Since the delivery of the letters developments are increasingly leaning to NIRA as being responsible. Over the last few years NIRA (and its predecessor Real IRA) have been the most active group carrying out violent attacks in the North of Ireland. Their violent activity has increased over the last few years as seen with the car bomb outside Bishop Street courthouse in January 2019 and the shootings in 2018 and 2019. Gardaí intelligence has indicated that for several months NIRA is preparing to ‘ramp up’ its activities in 2019.

Supported by NIRA’s political wing, Saoradh, they have used the Irish border issue in the Brexit negotiations to recruit disillusioned members of the nationalist community in the North to their cause. Emphasising how a hard border demonstrates a degree of contempt by the UK government in Westminster towards the Irish, NIRA recently warned ‘there will be blood’ if a hard border returns between the North and the Republic.
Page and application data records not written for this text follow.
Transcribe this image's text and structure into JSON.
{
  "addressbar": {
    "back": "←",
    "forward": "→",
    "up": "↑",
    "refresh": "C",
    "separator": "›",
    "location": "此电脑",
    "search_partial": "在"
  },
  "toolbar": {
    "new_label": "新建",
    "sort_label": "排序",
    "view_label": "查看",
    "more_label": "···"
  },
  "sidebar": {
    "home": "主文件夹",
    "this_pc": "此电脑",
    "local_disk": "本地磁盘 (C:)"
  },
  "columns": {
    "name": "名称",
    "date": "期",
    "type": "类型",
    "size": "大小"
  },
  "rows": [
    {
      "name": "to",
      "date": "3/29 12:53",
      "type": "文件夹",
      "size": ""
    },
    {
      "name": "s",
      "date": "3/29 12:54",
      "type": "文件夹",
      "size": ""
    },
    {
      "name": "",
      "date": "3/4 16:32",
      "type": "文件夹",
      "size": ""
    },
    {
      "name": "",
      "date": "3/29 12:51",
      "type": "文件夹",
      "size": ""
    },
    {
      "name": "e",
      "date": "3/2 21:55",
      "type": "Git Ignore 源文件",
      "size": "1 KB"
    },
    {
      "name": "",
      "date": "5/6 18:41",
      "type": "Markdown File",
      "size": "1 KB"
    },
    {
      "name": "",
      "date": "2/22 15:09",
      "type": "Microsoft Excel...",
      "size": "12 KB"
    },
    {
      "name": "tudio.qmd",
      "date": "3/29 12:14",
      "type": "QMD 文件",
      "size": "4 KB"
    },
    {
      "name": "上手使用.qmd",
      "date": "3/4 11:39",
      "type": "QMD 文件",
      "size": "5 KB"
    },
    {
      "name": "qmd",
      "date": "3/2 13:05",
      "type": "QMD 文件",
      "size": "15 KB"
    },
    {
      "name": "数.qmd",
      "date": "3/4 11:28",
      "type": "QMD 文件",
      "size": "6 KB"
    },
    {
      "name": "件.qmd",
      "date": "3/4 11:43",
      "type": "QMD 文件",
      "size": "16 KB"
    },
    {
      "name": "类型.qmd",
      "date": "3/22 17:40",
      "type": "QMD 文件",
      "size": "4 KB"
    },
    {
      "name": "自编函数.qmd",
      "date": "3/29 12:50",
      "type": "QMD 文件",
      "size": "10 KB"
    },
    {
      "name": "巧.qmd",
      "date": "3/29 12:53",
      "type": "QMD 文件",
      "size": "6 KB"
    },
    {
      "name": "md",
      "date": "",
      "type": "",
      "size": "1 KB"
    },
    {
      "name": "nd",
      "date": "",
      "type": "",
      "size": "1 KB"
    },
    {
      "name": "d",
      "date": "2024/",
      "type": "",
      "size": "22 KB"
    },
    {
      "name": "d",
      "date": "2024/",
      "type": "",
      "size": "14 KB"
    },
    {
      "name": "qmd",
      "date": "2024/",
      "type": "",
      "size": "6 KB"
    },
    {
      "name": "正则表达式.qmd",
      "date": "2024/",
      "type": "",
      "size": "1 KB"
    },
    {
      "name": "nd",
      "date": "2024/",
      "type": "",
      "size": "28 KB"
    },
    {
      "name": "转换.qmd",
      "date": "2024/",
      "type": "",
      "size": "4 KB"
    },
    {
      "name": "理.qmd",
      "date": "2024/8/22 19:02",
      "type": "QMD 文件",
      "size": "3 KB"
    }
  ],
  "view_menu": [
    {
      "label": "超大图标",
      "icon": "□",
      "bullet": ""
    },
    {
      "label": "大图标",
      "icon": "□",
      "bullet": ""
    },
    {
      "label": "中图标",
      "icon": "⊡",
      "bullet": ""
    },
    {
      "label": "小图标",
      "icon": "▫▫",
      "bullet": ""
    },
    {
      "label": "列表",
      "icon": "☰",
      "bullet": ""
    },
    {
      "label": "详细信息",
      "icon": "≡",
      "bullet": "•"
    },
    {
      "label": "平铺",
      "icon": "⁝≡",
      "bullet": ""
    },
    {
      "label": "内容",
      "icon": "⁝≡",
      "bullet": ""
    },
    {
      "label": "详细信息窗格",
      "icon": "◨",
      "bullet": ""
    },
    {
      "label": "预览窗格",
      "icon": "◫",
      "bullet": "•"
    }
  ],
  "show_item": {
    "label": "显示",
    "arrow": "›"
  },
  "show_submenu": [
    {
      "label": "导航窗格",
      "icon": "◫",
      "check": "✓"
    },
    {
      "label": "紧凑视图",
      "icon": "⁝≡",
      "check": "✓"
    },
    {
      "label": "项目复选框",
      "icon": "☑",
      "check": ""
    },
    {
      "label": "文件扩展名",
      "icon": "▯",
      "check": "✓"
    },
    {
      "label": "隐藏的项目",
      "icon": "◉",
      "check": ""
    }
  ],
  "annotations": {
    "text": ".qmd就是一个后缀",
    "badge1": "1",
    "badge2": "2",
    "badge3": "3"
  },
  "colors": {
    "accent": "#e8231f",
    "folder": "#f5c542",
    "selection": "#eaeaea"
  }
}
The British mainstream media has hardly reported the recent violence in the North by both dissident republicans and loyalists. As seen in the Troubles, a campaign of violence carried out in Britain does bring closer attention to dissident republican’s cause by both national and international mainstream media. I was part of that having given interviews providing commentary over the letter bombs to BBC Breakfast (television) and BBC Radio 5 Live and talkRADIO discussing the potential Irish connection to this incident.

These particular letter explosives were designed to start a small fire, not to cause serious injury, but they have been enough for SO15 to be concerned about the incident. It appears the aim of these letters was to frighten and warn people that they are not safe. It has achieved that, especially with the mainstream media reporting the incident. As I said in my media interviews it has got us talking about it and that is what the sender of the letters wants. This is part of the terror effect, to frighten and warn people.

As stated, currently it is not known who is responsible and there is the possibility this action was carried out by a person with strong opinions about the recipients of the letters, even as to how Brexit negotiations are panning out who have no connections with terrorist groups. However, reports are increasingly pointing towards NIRA and if this is the case it will emphasise how the whole of the UK is facing a terrorist threat on three fronts, Islamists (that is likely to be enhanced with Islamic State fighters returning to the UK from Syria), the extreme far-right (neo-Nazi’s) and from dissident Irish republican groups. It is of paramount importance the UK, Irish and EU Brexit negotiators find a solution regarding the Irish border issue to maintain the free flow of all Irish citizens between the North and the Republic, thereby removing a political issue that is fuelling dissident Irish republican groups’ cause.

My terrorism book cover

You can read in more detail about terrorism in the North of Ireland in my book ‘Terrorism: Law and Policy’ published by Routledge